In this case, the claimant contends that the Secretary of State had no power to impose the Health Protection (Coronavirus, Restrictions) (Self-Isolation) (England) Regulations 2020 (SI 2020 No 1045) (“the Regulations”) which required any person notified of a positive test for coronavirus and close contacts of such persons to “self-isolate”. H seeks an order quashing the relevant parts of the Regulations.

The Claimant’s main argument relied on the powers given by the Public Health (Control of Disease) Act 1984 to argue that the Secretary of state had unlawfully made a restriction or requirement that a person “be kept in isolation or quarantine”, which was out of their remit as a result of section 45D(3) read with section 45G(2)(d) of the Public Health (Control of Disease) Act 1984.
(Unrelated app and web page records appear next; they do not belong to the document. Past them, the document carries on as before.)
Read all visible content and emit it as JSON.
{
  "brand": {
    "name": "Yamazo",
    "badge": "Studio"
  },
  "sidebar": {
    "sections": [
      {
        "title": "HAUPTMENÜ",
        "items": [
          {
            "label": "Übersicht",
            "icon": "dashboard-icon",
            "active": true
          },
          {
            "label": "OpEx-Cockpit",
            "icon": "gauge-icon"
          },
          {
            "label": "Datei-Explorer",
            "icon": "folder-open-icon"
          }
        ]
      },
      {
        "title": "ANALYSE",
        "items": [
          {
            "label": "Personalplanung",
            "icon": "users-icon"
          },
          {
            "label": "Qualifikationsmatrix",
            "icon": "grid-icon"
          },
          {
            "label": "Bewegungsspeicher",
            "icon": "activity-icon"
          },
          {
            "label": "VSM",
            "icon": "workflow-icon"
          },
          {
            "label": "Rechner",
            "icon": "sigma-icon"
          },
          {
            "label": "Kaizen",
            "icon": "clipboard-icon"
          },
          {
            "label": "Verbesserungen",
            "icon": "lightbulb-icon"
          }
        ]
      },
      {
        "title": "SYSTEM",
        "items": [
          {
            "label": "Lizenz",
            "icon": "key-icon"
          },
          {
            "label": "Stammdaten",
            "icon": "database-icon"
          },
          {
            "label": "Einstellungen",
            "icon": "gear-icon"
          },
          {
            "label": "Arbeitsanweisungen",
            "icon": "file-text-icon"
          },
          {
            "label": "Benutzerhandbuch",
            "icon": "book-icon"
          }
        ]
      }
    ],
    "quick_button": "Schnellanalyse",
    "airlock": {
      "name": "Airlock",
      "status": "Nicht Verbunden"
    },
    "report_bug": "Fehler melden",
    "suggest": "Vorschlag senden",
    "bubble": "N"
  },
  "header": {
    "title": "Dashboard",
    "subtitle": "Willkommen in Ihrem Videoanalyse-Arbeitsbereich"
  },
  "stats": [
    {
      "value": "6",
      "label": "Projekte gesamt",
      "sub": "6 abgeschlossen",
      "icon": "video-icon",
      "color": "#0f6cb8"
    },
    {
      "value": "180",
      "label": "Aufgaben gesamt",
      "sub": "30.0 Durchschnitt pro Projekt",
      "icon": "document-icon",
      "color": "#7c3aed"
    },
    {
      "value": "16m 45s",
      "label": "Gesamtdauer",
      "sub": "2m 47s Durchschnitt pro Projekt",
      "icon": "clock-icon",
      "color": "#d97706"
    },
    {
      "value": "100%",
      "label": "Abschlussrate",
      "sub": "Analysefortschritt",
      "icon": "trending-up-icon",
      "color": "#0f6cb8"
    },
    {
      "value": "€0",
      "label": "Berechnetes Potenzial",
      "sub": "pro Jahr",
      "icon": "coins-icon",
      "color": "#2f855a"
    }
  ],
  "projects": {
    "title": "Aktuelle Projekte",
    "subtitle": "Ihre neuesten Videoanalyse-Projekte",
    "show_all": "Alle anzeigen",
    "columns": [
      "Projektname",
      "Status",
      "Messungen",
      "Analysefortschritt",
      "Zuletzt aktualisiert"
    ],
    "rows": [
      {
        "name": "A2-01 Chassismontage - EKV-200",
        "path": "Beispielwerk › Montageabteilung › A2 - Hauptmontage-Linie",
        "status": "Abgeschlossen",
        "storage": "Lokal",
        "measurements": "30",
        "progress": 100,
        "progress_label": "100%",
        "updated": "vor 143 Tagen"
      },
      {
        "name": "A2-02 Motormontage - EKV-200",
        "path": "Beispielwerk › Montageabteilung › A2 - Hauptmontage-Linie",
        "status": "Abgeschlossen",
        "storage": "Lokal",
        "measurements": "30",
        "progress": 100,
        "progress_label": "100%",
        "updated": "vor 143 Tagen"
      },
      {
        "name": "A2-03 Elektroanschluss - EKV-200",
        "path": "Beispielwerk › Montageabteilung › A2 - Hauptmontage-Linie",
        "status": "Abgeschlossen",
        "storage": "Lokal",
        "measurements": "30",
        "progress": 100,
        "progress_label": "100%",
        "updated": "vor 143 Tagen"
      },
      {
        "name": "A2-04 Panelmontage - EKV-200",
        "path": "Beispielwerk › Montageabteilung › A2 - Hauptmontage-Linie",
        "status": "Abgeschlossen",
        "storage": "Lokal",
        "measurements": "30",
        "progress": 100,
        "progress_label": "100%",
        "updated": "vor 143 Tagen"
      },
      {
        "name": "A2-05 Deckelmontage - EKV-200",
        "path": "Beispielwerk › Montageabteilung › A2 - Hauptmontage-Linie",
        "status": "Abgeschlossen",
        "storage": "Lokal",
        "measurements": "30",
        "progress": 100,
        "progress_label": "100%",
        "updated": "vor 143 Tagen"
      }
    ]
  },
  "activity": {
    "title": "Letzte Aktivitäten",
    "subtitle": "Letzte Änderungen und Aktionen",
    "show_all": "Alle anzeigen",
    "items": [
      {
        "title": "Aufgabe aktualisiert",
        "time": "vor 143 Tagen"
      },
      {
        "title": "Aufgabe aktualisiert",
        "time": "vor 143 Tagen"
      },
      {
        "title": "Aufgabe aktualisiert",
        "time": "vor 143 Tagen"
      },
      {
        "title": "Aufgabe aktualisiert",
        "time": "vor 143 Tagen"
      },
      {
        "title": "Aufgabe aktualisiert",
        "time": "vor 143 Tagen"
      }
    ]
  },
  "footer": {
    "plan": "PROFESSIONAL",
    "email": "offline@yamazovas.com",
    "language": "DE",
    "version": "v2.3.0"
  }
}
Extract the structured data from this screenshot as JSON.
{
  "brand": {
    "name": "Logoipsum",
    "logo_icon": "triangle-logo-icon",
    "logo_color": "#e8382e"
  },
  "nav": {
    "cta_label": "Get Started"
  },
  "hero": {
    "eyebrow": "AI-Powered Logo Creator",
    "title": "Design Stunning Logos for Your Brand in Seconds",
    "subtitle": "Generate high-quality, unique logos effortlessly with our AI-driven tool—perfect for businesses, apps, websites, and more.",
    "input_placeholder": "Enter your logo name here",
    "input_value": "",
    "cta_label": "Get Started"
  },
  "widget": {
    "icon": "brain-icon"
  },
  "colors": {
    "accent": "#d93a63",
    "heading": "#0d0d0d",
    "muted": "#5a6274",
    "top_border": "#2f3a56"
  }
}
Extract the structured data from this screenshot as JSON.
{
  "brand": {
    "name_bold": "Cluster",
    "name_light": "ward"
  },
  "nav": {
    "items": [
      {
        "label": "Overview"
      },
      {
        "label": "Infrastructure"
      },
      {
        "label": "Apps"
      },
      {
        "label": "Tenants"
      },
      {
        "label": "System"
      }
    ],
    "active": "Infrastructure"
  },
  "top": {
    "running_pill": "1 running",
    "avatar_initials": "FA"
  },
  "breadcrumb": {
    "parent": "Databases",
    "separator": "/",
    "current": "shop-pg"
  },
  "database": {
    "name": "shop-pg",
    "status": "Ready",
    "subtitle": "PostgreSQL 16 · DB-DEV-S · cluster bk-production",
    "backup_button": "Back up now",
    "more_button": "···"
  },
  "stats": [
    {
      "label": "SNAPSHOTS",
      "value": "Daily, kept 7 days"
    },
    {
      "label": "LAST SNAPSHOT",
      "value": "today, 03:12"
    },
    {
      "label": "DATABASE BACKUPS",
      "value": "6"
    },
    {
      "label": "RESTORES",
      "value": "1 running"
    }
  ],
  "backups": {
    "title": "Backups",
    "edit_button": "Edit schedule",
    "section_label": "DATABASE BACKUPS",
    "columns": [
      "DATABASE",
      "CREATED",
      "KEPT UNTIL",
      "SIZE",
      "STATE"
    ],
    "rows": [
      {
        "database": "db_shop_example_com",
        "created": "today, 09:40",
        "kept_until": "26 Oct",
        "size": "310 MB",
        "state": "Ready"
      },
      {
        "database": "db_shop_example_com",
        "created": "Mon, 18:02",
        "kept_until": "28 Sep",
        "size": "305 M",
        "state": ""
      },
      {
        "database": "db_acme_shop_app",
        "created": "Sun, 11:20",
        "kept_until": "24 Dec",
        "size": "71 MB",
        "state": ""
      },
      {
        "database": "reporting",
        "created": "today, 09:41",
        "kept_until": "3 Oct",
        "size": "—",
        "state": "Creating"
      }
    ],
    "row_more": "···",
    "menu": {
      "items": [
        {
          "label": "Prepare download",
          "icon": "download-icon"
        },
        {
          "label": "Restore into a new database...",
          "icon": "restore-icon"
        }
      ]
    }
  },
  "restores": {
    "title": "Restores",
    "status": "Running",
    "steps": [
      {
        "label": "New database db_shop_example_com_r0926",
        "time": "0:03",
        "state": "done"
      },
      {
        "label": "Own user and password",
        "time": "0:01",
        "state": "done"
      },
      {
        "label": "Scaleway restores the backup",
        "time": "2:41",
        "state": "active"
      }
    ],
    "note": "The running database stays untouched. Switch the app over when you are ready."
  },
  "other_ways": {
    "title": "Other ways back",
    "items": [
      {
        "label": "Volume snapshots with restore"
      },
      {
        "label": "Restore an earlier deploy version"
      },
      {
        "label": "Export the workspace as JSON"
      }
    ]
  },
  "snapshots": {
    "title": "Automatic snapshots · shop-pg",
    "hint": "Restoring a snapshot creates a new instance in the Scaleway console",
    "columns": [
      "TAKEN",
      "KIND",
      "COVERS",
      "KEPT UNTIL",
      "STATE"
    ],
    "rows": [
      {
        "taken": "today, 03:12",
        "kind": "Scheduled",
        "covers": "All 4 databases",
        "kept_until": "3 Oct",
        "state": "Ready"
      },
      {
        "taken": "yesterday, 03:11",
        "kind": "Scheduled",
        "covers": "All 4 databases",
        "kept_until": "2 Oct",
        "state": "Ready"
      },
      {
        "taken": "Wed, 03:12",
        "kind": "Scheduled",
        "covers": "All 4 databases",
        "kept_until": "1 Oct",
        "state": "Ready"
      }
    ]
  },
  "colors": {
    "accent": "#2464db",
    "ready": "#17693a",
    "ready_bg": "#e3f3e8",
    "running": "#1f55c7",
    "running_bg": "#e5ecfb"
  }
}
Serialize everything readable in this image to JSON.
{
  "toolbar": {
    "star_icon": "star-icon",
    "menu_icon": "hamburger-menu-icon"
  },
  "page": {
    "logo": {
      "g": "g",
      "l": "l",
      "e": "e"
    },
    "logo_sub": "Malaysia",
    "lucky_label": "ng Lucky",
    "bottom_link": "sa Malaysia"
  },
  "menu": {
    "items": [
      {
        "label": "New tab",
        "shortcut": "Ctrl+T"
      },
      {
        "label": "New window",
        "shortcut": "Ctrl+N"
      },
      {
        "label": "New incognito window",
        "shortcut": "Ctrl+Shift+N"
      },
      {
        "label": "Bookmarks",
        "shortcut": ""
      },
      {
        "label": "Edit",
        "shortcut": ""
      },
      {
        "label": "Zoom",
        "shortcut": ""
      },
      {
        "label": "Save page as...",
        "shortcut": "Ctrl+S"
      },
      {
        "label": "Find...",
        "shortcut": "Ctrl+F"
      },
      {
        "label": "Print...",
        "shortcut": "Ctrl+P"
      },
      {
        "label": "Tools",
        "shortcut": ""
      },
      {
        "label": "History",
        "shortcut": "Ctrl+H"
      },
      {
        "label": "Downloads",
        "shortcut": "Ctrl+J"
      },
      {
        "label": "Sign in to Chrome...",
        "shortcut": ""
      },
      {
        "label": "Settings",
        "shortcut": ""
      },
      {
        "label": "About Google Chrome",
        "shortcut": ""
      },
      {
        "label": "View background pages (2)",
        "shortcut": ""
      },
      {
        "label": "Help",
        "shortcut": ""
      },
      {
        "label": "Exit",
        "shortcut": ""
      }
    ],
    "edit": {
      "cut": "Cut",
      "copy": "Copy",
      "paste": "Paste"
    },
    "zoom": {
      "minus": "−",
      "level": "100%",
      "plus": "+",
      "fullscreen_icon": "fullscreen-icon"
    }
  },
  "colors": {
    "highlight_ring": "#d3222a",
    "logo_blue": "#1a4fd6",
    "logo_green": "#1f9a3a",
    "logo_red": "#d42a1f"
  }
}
Held: the claim was dismissed as a whole. The judge was unable to accept the central premise upon which this argument is based, namely that “self-isolation” is the same as, or at least a subset of, “isolation” or “isolation or quarantine”.  “Isolation” is intended to ensure that an individual is properly clinically managed and supervised – vital in the “old” notifiable diseases, as well as restricting opportunities for him or her to spread the disease. “Self-isolation” is targeted on the “new” diseases such a coronavirus which, whilst sadly fatal for many, is nevertheless symptomless or not prone to serious effects for most, but can spread very quickly and with devastating effect. It is therefore focused on merely reducing the reproduction rate of the disease, which is essential for such viruses.

Zoe Leventhal was involved in this case.